She said, “I was struck by her charm.”
He said, “I think I kind of glanced at his basket, but I was really looking at his face. It was just flawless. I think she was wearing dark clothes at the time and was in good shape. I was like, wow.
On our wedding day:
She said, “I was wearing a cream Vera Wang wedding dress with a big bow. My nerves were out of control. It was also a very humbling experience, but it was one of the best moments in time. “
He says, “I am a Christian. God chose me, and for me who chose Monica and Monica who chose me… this is it, oh my God. … It was the happiest day ever.
My advice for a happy long
She says, “Put God in the center. Work for effective communication. And keep it fresh and spicy. Stay on a perpetual honeymoon.
He says, “Be honest. Keep it fun. And pray with your wife. Oh, and choose your battles – don’t magnify something small and make it really big. “

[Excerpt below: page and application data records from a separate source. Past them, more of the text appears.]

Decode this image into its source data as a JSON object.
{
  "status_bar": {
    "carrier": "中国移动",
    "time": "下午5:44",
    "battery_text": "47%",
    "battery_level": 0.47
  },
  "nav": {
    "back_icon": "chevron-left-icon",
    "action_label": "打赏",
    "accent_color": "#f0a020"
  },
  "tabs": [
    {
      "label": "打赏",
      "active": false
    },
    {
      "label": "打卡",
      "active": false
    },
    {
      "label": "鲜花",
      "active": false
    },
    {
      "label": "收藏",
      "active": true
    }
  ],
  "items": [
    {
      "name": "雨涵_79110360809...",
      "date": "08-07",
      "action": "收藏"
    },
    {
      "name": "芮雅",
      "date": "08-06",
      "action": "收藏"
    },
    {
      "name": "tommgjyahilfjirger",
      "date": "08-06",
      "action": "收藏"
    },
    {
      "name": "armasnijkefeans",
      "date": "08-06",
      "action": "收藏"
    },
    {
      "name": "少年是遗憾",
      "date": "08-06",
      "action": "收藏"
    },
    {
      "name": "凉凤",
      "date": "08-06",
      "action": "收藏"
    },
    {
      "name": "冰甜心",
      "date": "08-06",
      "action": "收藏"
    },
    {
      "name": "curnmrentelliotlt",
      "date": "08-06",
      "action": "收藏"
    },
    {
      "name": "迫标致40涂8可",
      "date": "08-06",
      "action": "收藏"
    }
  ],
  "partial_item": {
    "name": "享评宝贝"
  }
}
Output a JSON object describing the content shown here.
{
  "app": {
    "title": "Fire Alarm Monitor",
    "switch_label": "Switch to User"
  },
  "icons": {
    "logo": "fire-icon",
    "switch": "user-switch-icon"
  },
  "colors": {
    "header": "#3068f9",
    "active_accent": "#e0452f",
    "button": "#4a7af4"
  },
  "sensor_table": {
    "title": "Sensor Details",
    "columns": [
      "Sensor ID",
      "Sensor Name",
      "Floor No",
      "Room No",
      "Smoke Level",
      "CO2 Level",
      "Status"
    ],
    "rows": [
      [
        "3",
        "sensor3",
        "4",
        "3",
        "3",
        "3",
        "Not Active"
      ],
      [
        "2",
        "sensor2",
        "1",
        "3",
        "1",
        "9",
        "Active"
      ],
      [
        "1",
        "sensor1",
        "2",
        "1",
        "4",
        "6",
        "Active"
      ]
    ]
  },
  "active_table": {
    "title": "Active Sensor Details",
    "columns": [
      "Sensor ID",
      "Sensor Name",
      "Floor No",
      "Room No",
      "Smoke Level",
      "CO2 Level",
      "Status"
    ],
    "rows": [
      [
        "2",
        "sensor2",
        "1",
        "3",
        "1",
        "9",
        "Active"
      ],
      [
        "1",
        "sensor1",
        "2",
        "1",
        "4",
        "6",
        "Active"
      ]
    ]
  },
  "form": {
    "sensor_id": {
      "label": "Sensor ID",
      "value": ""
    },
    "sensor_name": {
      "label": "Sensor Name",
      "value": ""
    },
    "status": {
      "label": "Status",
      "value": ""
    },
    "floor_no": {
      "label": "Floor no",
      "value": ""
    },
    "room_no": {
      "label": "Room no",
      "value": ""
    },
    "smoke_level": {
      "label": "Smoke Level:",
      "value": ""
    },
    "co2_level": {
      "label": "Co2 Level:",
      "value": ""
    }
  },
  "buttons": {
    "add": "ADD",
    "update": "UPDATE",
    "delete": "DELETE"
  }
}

Monica and Edmond Davis met in 2008. Monica wrote a song last year about their meeting. “I met you at a neighborhood grocery store that you were checking for me and I was like woo… you asked me my name and I was like Mo… Monica, and by the way, what’s yours?” she rapped. (Special to the Democrat-Gazette)